Preventive care could be an important piece in solving the big puzzle of healthcare. A value-focused organization in Minnesota began enrolling patients in its Social Determinants program. The aim was to increase the preventive care and to reduce preventable hospital admissions, and emergency department (ED) visits for vulnerable patients. The organization used various care coordination model to meet patients’ physical, behavioral, social, and economic needs. Within one year of the implementation of the program, ED visits were decreased by 9.1% and outpatient visits increased by 3.3%. Therefore, it goes without saying that addressing just the symptoms of diseases and ignoring its root cause will not improve population health in a longer term.
Leveraging Big Data to Manage Population Health
Managing and countering social determinants of population health is critical to improving health outcomes, bridging care gaps, and reducing costs. Healthcare has long focused on using big data to deliver outcomes and with a rapid transition. To bring value-based care underway, harnessing data sources to collect physical, behavioral, and socioeconomic health information has become critically important. Here’s how health IT and big data can help providers determine the impact of social determinants:
– Integrating data from disparate sources to understand the population composition and stratify people into groups according to the risk score. Practices can be attentive to the underlying factors that shape patient and community health and gain more information about what would benefit the patients.
– Provide a complete picture of a patient’s lifestyle in a consolidated form and putting together a care team to track SDOH.
– Create awareness and visibility around both clinical and social services about the impacts of these determinants.
– Engage health IT services to provide prescriptive analytics addressing the gaps in care.
– Patient data, complete with SDOH information permits a better understanding of challenges each patient face in pursuit of health. By identifying the resources, they need to build we can sustain value-based outcomes.
A healthcare organization based in Minneapolis focused its efforts to improve physical, behavioral, and socioeconomic aspects of care using health IT. Their efforts have resulted in a reduction in ER visits, increased attention to preventive care, and improvements in overall population levels. They also managed to save $2.44 million within two years!
The Road Ahead

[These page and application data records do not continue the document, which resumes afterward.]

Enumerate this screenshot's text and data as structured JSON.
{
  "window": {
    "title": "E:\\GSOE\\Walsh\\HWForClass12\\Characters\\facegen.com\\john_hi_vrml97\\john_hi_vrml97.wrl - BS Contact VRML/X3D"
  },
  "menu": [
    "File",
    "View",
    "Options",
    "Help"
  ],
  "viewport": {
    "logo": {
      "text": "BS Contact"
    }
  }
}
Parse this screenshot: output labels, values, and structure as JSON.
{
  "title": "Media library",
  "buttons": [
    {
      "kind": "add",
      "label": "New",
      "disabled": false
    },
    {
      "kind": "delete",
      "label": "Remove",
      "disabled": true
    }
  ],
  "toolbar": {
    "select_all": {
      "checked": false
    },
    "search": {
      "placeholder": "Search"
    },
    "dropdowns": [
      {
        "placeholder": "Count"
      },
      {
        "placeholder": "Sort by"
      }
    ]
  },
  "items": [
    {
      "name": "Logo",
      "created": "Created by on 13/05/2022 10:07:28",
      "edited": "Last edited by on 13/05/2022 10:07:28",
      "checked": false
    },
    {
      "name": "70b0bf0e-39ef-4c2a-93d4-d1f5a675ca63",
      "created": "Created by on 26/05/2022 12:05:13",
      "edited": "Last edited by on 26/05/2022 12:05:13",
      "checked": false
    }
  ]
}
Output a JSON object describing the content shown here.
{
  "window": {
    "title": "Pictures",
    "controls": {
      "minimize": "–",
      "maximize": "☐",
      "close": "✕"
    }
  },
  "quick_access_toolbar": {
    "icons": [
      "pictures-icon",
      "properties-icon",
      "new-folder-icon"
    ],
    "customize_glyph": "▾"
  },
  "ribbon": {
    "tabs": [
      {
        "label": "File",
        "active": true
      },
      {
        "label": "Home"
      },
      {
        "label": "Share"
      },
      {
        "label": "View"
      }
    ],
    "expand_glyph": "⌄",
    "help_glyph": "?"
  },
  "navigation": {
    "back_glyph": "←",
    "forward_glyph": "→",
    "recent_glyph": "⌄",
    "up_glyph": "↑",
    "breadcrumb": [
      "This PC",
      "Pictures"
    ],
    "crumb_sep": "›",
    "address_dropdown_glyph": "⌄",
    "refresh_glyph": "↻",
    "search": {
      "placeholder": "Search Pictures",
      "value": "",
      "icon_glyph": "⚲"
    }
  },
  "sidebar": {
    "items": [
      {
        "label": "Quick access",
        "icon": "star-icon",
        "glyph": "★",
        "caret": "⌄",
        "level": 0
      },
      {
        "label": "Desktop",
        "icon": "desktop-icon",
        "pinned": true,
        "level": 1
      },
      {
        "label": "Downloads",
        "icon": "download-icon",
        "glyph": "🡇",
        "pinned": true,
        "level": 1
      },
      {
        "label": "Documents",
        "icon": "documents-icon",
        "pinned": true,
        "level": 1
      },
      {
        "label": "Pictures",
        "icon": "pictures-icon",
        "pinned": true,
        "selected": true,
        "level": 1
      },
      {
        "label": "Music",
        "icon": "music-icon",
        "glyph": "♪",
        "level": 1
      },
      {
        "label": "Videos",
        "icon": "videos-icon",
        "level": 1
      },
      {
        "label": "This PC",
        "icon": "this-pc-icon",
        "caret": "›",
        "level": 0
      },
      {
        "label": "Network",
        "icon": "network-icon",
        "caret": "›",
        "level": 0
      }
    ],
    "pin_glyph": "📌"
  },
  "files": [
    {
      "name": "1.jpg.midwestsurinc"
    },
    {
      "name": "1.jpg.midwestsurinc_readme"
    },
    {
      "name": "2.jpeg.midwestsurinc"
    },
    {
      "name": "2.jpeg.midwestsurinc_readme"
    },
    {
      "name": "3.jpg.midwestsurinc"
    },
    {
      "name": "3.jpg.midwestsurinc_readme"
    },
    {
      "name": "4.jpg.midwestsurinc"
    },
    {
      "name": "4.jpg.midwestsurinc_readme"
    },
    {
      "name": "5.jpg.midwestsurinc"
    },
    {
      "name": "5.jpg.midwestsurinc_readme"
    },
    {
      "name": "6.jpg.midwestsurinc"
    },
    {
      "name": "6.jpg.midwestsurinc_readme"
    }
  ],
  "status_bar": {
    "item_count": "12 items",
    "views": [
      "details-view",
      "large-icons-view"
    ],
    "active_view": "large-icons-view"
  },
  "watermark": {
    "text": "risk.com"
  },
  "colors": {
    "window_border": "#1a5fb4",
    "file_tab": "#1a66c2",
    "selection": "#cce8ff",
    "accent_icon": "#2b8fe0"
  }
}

It wasn’t until we had the technological prowess to deal with the increasing population, we found innovative solutions to deliver better clinical outcomes. Today, from where we are, we can not only predict the cause of a disease but also who is it going to affect! Healthcare is changing rapidly, and we need to be future-ready to create impact at scale. Social determinants have proven to be a major stepping stone for preventive care and improvising on it could really mean a big win for everyone.